This type of welder can achieve good, clean welds in various light duty applications. And, they can be purchased at an economical price point.

TIP: Check my review of the MIG Pro 180 by Lincoln Electric.

Industrial Applications and Equipment

Industrial applications can require MIG or TIG welders in various configurations. Heavy-duty MIG welders have features such as oversized MIG filler wire spools, longer duty cycle capabilities, heavy-duty components, and sometimes even a built-in generator to power itself. Industrial-grade welding equipment must withstand repeated use in harsh environments.

MIG Welders

MIG welders can be found in mining, pipe fitting, and steel erecting job sites. Mainly where conditions are not optimal and welders are used continually. In the instance of an earth moving job site, a welding outfit might be called in to perform a repair in the field on an earth mover.

This is a situation where time is money and the quickest way to make the repair is by using a welder with an integrated generator on a work truck. Alternatively, TIG welders can be found in nuclear, aerospace, marine, and automotive facilities where machines demand constant, continual use.

TIG Welders

The machines are often water-cooled for TIG welders to withstand the continual use of an industrial application. This is so they do not overheat and become damaged.

In marine applications where aluminum is the preferred material to use for weight and corrosion purposes, TIG welding (or MIG welding with the proper aluminum spool gun) is used to attach railings, deck plates, or hull reinforcements.

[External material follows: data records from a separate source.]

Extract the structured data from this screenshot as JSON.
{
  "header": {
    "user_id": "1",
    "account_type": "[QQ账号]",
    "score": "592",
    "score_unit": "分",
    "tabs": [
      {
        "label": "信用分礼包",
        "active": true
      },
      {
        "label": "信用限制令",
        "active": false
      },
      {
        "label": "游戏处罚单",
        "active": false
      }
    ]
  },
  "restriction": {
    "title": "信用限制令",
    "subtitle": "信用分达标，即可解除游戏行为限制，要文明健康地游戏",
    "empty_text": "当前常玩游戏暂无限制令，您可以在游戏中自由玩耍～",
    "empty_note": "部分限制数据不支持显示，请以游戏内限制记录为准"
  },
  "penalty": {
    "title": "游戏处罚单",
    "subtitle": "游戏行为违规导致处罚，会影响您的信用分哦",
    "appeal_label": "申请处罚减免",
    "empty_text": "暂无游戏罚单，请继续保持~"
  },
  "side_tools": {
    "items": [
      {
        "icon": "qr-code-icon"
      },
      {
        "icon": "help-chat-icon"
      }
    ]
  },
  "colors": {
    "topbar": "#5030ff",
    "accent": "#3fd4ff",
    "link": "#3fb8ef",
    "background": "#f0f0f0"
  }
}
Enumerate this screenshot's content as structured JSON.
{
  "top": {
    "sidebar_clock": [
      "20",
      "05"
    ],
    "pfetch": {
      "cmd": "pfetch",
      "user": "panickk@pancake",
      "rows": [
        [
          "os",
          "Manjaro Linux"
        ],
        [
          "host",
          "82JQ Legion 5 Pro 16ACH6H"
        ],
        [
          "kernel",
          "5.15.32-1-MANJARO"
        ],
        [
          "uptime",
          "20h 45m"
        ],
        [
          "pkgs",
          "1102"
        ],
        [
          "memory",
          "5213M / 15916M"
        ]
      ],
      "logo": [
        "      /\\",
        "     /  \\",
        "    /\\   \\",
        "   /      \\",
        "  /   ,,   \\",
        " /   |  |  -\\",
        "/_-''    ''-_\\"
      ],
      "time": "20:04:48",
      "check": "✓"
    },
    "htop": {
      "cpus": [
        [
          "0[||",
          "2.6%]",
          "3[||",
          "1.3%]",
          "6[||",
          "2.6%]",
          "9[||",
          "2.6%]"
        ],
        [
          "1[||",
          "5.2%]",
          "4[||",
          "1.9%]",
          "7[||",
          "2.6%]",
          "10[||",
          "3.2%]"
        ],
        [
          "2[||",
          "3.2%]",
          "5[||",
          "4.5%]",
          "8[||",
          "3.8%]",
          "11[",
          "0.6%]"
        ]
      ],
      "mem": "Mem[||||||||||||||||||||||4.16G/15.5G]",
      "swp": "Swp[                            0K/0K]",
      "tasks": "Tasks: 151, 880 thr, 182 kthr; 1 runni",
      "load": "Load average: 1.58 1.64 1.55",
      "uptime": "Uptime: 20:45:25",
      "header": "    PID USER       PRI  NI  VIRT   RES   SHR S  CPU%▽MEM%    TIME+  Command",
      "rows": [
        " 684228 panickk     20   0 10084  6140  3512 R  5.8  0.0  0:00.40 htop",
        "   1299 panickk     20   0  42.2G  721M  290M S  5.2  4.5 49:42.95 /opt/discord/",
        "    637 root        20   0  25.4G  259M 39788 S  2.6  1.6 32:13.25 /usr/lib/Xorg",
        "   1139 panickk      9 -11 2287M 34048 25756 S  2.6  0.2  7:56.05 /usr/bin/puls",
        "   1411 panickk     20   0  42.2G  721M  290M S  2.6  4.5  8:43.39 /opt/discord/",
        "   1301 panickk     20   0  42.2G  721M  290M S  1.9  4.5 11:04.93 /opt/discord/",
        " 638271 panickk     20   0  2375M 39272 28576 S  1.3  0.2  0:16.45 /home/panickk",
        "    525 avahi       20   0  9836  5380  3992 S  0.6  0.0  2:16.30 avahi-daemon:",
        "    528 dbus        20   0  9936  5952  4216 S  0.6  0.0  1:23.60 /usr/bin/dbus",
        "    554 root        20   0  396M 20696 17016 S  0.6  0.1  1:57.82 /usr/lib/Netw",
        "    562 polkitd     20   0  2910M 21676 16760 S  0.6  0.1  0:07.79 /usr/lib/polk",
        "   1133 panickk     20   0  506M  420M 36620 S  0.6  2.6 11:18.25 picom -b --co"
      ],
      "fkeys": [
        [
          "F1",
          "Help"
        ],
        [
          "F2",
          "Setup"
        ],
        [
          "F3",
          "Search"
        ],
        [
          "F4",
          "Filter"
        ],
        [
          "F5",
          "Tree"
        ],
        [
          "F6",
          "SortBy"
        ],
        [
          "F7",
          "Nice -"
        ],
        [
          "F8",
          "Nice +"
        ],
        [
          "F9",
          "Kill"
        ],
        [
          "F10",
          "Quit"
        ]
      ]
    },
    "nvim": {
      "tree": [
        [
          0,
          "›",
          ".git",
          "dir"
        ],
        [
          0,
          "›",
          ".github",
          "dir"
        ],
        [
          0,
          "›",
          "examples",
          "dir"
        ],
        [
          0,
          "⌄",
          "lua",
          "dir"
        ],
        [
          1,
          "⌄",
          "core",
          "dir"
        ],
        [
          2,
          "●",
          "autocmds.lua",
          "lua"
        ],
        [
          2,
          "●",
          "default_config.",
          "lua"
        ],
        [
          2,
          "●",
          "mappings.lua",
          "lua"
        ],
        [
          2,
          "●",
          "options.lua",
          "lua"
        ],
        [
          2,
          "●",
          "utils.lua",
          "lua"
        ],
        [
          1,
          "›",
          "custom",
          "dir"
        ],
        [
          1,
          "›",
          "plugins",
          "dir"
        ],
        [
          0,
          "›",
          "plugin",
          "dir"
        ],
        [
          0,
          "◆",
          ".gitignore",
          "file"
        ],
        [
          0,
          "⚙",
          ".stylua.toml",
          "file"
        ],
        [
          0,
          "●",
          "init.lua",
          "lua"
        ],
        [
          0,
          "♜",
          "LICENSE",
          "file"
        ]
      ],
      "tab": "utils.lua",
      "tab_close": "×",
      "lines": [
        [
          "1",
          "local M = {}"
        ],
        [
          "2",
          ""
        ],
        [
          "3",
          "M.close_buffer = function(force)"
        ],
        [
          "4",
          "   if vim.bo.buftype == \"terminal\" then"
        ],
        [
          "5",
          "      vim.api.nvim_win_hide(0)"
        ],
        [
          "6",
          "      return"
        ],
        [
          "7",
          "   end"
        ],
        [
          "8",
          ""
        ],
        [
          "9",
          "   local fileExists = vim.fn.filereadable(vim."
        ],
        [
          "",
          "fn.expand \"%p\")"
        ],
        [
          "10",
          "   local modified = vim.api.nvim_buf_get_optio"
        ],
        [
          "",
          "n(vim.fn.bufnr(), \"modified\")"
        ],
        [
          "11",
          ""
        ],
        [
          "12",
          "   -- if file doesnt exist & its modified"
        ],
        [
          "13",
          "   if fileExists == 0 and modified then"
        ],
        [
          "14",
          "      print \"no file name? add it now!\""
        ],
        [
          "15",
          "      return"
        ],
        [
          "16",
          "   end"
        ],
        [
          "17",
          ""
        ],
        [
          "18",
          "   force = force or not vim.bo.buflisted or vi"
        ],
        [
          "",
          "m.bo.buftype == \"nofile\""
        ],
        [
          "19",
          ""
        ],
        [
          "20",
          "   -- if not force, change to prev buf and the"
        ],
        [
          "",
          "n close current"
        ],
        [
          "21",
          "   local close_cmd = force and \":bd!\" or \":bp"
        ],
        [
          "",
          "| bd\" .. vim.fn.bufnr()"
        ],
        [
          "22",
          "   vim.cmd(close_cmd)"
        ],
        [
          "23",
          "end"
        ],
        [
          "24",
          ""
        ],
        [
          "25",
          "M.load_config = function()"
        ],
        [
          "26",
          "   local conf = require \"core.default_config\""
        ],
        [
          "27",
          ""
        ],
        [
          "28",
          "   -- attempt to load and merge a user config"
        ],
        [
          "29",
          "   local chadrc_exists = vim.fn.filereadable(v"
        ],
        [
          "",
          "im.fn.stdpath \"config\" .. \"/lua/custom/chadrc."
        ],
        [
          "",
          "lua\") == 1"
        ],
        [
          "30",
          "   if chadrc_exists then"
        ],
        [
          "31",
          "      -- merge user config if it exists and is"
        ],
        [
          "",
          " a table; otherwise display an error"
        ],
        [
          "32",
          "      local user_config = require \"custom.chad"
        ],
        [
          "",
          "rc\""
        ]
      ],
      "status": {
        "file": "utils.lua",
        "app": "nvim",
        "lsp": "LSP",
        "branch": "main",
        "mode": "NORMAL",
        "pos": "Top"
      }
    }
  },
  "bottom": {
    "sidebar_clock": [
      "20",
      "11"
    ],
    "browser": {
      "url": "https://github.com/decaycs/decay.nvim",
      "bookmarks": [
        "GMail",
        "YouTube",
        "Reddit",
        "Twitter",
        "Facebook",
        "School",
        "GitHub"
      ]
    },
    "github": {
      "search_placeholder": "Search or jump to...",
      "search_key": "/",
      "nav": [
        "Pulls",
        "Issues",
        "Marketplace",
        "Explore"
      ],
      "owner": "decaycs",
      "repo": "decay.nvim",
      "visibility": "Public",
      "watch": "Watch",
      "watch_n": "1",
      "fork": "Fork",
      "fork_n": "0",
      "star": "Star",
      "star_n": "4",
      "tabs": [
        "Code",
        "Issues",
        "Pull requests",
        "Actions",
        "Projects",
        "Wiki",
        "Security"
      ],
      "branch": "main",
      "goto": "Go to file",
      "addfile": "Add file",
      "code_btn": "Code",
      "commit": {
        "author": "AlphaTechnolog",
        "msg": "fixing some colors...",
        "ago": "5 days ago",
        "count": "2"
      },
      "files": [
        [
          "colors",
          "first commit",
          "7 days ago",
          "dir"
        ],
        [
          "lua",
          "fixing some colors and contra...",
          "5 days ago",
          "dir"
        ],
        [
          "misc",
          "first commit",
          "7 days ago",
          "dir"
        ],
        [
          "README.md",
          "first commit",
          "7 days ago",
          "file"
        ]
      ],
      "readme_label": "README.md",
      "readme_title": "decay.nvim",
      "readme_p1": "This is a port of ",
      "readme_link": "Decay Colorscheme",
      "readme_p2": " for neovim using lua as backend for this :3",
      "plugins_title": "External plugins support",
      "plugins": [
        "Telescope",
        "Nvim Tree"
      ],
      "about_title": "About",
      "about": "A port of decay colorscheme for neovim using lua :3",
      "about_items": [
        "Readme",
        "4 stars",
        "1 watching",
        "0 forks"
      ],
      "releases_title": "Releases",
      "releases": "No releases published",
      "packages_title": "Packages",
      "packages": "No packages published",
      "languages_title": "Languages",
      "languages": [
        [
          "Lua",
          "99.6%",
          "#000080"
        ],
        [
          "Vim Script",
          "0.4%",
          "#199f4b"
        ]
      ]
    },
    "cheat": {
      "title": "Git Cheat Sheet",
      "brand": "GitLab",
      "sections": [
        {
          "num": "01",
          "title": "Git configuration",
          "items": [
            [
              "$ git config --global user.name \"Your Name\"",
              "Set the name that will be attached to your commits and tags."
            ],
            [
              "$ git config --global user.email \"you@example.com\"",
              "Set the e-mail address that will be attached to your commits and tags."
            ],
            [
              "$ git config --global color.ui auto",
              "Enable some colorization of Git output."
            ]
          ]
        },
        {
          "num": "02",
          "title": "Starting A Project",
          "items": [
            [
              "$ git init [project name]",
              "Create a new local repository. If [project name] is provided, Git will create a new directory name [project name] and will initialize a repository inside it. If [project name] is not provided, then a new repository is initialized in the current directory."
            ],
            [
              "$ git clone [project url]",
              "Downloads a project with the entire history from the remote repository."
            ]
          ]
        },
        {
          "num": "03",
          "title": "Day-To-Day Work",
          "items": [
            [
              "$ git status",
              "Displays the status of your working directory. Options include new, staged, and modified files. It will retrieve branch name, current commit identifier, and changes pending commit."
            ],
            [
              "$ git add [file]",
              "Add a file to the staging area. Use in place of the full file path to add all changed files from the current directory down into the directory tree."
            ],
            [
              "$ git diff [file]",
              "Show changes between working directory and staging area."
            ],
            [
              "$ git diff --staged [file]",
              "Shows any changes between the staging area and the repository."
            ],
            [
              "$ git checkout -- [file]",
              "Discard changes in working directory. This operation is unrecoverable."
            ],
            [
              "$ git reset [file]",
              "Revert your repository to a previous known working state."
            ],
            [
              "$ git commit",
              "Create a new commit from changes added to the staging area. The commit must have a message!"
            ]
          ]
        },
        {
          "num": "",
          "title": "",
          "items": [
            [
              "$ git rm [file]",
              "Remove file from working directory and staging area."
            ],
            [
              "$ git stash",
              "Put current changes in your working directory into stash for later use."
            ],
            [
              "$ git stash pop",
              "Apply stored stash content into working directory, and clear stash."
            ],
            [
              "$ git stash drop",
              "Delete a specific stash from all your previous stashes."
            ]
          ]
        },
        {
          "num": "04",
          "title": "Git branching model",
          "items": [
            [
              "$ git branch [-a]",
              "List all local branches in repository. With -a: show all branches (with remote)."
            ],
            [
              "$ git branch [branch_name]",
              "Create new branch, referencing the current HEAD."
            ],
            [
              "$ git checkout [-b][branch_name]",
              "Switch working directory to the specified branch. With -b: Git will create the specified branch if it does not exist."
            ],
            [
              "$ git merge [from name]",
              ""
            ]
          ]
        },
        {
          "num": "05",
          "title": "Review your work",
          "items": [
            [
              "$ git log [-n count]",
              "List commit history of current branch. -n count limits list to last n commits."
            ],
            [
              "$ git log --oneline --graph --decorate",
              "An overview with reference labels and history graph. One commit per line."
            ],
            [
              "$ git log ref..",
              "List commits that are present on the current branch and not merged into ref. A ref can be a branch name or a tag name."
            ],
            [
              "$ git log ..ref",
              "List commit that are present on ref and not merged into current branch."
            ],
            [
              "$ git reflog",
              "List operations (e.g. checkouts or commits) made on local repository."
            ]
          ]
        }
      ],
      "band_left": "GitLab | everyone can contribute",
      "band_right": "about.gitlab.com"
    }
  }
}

Since TIG welding aluminum with AC current generates tremendous heat due to aluminum’s higher melting temperature, a water-cooled TIG torch is a must.

The Future of MIG and TIG Welding

According to an American Welding Society article called “Welding Forges into the Future,” the welding industry as a whole will only grow larger and stronger in the future due to the truth that welding is the optimal method of joining materials.

Slow, steady growth in the form of technological improvements will continue to emerge. Especially in aluminum welding category and potentially into the composites category.

Additional growth is believed to come from emerging markets experiencing industrial revolutions. In addition from the domestic market in the form of welding automation. The article further speculates and concludes that friction stir welding and laser beam welding will become more prevalent in the future.

Even though friction stir welding, a type of advanced metal joining being developed by NASA, and laser beam welding, which is typically used for joining sheet metals are undergoing continual advancements, the most widely used technologies will still be MIG and TIG welding.

MIG welding in recent years has seen improvements in automation. Automobile factories have continually been at the forefront of assembly line welding automation. Not only does the push for welding automation have the goal of profit margin improvement, but automation can also improve weld quality due to the fact that welding robots never become fatigued in the same way which human operators do.

The future of welding automation could include arc data monitoring. This is where, traditionally, a human welder could see issues with the weld puddle and make minor modifications to the weld parameters. In theory, robots could eventually do these minor adjustments in the future.


Now that you have more of an understanding of the MIG and TIG welding processes, go weld something! If you are reading this and are now interested in trying your hand at welding with either the MIG or TIG processes or perhaps others, then the next step is to try it out!

Read More